This week, the Bold Locals noted they were “never quite sure what to call the strip of Mission south of Cesar Chavez and north of Cortland.”  We always thought it was “La Lengua” (and so did Google Maps, CBS 5, The Examiner, and even Old Bruce over at the Bay Guardian got hip to what all the kids are callin' it these days), but apparently we were wrong.  It's “Bernal Flats”, so don't get it confused.

This revelation makes way more sense anyway—it's near Bernal Heights, but it's flat.  Get it?  Bernal Flats.  Isn't that easier?  Besides, I never saw tongues around the neighborhood, and licking the Mission Street sidewalk sure as shit doesn't taste very good.

(Interesting side note: commenter Herr Doktor Professor Deth Vegetable thinks he accidentially coined this whole “Bernal Flats” confusion two years ago.)

[The Bold Italic]

First Look: Thai Idea

This is the exterior of Thai Idea, the latest restaurant to open in La Lengua, right next to The Knockout.  I know what you're thinking, “Thai Idea?“  I know I know, it's a shit name.  And the “IT IS VEGGILICIOUS” signage?  Also a touch lame.

But, marketing blunders aside, this place is good.  Not just good, but good.

See, there aren't just that many vegetarian restaurants in the greater Mission District.  There's Herbivore and Gracias Madre, but they're “good” at best, “okay” if we're being honest.  And there's plenty of great restaurants with vegetarian plates, but they're usually limited in offerings and force you to settle.  So when a vegetarian joint opens that is actually good, we take note.
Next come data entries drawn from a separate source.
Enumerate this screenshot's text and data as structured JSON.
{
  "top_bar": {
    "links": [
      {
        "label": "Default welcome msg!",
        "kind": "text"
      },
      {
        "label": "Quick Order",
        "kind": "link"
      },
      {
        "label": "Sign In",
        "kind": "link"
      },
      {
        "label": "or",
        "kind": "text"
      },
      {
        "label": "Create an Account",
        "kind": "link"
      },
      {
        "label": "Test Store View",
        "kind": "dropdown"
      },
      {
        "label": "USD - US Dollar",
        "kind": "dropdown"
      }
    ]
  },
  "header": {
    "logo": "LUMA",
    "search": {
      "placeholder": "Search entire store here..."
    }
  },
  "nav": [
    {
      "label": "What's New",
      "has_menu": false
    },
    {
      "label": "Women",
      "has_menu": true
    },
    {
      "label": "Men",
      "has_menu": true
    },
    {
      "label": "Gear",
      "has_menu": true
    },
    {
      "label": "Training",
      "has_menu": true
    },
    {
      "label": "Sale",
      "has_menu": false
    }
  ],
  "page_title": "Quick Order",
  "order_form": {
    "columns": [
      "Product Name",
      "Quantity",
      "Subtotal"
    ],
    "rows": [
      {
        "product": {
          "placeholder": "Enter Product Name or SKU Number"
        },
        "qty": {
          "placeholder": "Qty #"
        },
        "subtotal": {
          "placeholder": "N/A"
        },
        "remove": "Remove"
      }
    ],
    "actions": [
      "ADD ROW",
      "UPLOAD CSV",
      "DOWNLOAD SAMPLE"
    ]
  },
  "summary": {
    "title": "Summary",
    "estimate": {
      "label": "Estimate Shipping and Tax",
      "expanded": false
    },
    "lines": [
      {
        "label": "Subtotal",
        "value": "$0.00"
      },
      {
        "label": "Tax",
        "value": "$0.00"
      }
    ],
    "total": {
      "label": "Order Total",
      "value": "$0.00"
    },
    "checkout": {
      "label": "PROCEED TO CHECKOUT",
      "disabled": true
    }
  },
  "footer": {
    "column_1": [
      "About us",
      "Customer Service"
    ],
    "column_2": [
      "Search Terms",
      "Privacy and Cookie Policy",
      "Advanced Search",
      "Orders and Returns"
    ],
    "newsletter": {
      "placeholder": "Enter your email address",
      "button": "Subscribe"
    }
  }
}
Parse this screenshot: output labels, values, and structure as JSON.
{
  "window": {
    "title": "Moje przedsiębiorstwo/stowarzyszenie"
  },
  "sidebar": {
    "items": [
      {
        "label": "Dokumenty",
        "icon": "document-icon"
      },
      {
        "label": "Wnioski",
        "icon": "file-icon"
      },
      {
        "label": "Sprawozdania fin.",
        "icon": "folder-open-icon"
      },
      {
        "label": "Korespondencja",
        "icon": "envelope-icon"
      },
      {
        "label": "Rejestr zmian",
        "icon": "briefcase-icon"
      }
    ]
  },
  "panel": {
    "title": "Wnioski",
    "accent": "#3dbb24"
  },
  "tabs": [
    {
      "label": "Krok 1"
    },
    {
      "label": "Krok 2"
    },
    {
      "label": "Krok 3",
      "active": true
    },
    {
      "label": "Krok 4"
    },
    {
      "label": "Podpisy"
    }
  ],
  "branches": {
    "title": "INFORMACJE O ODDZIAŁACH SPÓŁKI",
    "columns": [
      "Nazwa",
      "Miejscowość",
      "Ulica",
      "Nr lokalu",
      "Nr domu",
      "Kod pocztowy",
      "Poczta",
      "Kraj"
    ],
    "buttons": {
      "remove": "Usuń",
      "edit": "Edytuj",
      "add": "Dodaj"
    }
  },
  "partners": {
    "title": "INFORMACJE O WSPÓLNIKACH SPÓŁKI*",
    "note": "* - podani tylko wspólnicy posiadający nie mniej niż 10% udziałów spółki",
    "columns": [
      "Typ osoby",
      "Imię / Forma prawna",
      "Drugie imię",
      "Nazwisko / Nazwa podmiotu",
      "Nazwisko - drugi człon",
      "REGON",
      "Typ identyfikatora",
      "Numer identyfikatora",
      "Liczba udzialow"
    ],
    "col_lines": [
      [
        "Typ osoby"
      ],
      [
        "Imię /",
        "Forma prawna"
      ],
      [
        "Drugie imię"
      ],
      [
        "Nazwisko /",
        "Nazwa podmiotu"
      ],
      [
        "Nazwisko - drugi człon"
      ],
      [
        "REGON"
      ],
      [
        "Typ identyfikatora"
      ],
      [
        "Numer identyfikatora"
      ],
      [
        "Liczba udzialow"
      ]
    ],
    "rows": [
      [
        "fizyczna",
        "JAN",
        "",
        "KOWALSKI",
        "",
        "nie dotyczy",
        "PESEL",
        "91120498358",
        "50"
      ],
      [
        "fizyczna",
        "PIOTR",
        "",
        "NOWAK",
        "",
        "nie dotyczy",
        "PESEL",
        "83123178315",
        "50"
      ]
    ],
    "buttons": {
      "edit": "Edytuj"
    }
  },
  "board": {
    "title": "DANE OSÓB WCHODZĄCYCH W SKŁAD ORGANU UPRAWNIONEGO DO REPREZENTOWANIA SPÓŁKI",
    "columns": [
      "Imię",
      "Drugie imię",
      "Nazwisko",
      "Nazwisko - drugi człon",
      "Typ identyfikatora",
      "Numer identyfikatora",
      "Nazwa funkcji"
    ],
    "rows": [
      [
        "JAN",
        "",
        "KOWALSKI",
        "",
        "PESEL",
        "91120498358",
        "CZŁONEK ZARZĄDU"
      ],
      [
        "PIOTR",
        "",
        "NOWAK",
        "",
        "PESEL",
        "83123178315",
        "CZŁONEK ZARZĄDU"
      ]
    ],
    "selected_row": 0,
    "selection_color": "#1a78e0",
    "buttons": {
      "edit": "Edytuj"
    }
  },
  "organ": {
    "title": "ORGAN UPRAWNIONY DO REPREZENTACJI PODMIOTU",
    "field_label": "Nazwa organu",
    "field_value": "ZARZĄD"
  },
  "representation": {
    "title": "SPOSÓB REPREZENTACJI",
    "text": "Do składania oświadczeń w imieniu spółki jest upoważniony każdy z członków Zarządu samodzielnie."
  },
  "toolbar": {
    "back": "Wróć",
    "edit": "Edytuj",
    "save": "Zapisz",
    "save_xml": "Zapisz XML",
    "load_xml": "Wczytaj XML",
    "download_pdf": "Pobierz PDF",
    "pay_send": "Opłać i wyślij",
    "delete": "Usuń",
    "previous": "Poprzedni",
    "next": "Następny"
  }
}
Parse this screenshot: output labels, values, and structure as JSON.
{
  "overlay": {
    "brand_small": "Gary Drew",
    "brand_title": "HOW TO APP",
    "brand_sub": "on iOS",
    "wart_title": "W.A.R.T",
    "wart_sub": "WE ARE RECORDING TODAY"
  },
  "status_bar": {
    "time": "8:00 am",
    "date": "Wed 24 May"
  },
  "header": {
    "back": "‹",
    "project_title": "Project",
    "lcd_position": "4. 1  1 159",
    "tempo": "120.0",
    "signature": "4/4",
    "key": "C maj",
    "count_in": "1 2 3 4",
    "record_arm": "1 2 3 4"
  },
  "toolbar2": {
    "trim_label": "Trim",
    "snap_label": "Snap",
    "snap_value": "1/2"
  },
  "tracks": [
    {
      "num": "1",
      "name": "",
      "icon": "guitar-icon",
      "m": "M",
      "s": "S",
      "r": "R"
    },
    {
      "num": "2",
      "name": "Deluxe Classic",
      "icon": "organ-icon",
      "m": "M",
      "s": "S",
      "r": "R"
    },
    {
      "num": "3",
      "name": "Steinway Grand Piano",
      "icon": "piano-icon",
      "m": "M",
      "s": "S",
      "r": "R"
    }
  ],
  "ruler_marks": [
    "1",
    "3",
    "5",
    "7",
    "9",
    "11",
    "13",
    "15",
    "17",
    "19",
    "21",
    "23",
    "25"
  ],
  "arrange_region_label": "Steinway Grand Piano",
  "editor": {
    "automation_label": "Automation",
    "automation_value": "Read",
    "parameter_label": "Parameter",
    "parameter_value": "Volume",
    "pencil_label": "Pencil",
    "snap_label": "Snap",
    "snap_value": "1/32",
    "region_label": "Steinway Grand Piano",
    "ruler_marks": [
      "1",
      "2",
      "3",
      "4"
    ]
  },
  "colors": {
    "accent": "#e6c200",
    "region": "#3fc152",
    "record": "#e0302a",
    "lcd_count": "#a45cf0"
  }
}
Please refrain from dipping your fingers in the sauce until the plate is clean. We didn't.

Their “wing bomb” is good as hell and, fortunately, doesn't give you explosive diarrhea.  Plus, they're easily better than the equivalent fake-chicken-on-a-stick appetizer at Golden Era in the TL.  The pineapple fried rice was also packed full of more particularly delicious mock chicken, and the rice itself was still good and moist unlike that of most of the other exceptionally edible Asian restaurants around.

The one drawback is the place is oddly comfortable (there are pillows everywhere), but when the most expensive dish tops out at $12 and the food is that good, it's easy to get past it.

[First pic by WBTC]